(Dataset excerpts begins)
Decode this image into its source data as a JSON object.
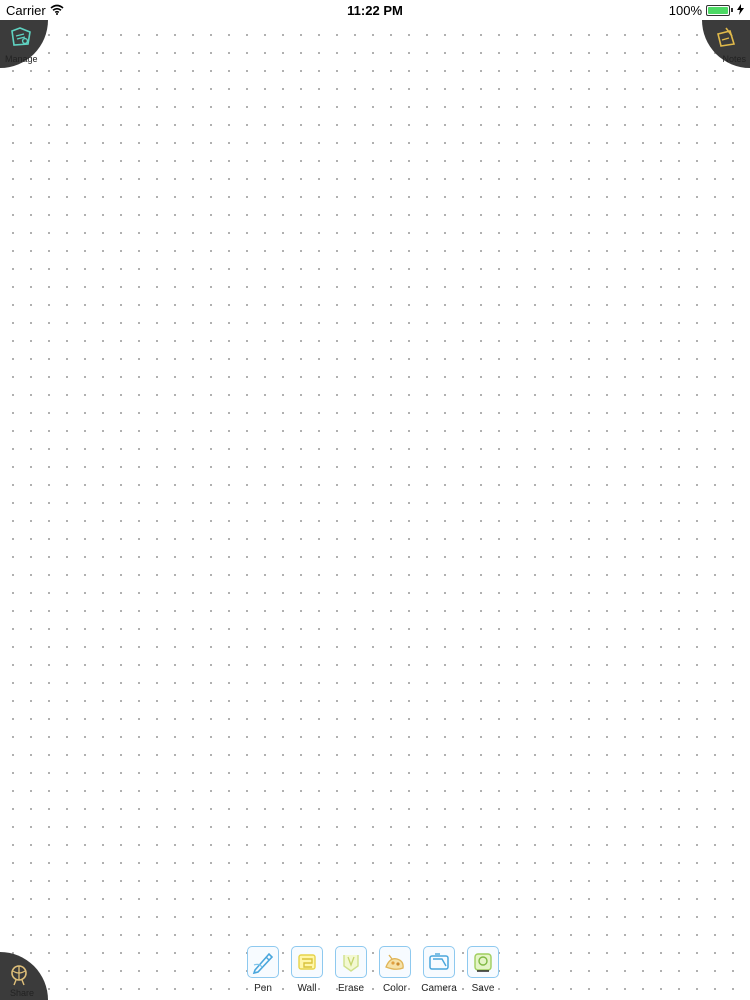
{
  "status_bar": {
    "carrier": "Carrier",
    "time": "11:22 PM",
    "battery": "100%"
  },
  "corners": {
    "manage": {
      "label": "Manage",
      "icon": "manage-folder-icon"
    },
    "notes": {
      "label": "Notes",
      "icon": "notes-pencil-icon"
    },
    "share": {
      "label": "Share",
      "icon": "share-globe-icon"
    }
  },
  "toolbar": {
    "pen": {
      "label": "Pen",
      "icon": "pen-icon"
    },
    "wall": {
      "label": "Wall",
      "icon": "wall-icon"
    },
    "erase": {
      "label": "Erase",
      "icon": "eraser-icon"
    },
    "color": {
      "label": "Color",
      "icon": "color-palette-icon"
    },
    "camera": {
      "label": "Camera",
      "icon": "camera-icon"
    },
    "save": {
      "label": "Save",
      "icon": "save-icon"
    }
  },
  "colors": {
    "corner_bg": "#3b3b3b",
    "tool_border": "#8ec9ef",
    "battery_fill": "#4cd964",
    "dot": "#9a9a9a"
  }
}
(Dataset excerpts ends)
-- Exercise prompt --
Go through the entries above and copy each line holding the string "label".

-- Solution to this task --
      "label": "Manage",
      "label": "Notes",
      "label": "Share",
      "label": "Pen",
      "label": "Wall",
      "label": "Erase",
      "label": "Color",
      "label": "Camera",
      "label": "Save",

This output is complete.